The Competitive Analysis
The activity of scoping out your competition is called a competitive analysis. Sound like you need and MBA to do it, right? You don't. All you need to do is observe and quantify your observations.
Why do it?
- Gives you the information you need to plan for the realities of your business environment.
- You will understand your business capabilities and vulnerabilities better.
How do you do it?
- Decide who you should research for your analysis. It might seem obvious to you. Clearly you need to look at the biggest players in your space. Sometimes, you get your greatest insights from looking at smaller players. Make sure you are looking at a nice variety of companies.
- Assess what sources of information you have available to you. There is quite a bit of information on the internet but consider first-hand sources and look at your personal network and see who might have knowledge of the workings of the company
- There are six areas of business activity to that need to be assessed. Gather as much information on each of these areas before you begin any analysis or make any conclusions
- Marketplace strategy
Determine where they want to do business
List all the products they offer their attributes, features and availability
What level of service do they offer?
What is the company's image/reputation
Who are their customers? How do they attract and keep them?
Where and who sells their product?
How are they priced?
- Activity/Value Chain
How do they get their product to market?
Where do they manufacture?
How do they deliver?
How do they sell?
- Alliances and Networks
What type of support do their alliances and network offer them?
What kind of non-native expertise do those relationships afford them
What do they assume to be true about themselves, the world, their buyers?
What do they believe is possible or impossible?
- Assets and capabilities
What can they do?
What can they leverage to move forward and compete strongly?
- Organizational Infrastructure and Culture
How are they organized?
Who are the key players?
What are their values?
How do their values impact the organization?
- Marketplace strategy
- Once you have collected as much information as you can, it's time to start making some conclusions.

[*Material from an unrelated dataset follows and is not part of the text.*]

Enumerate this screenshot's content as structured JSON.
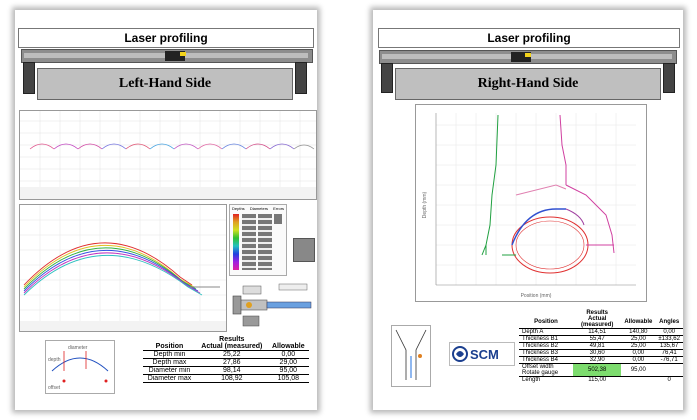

Review all the data and think about the picture it paints of your competitive space. More importantly, use this information to decide how you will operate in this space.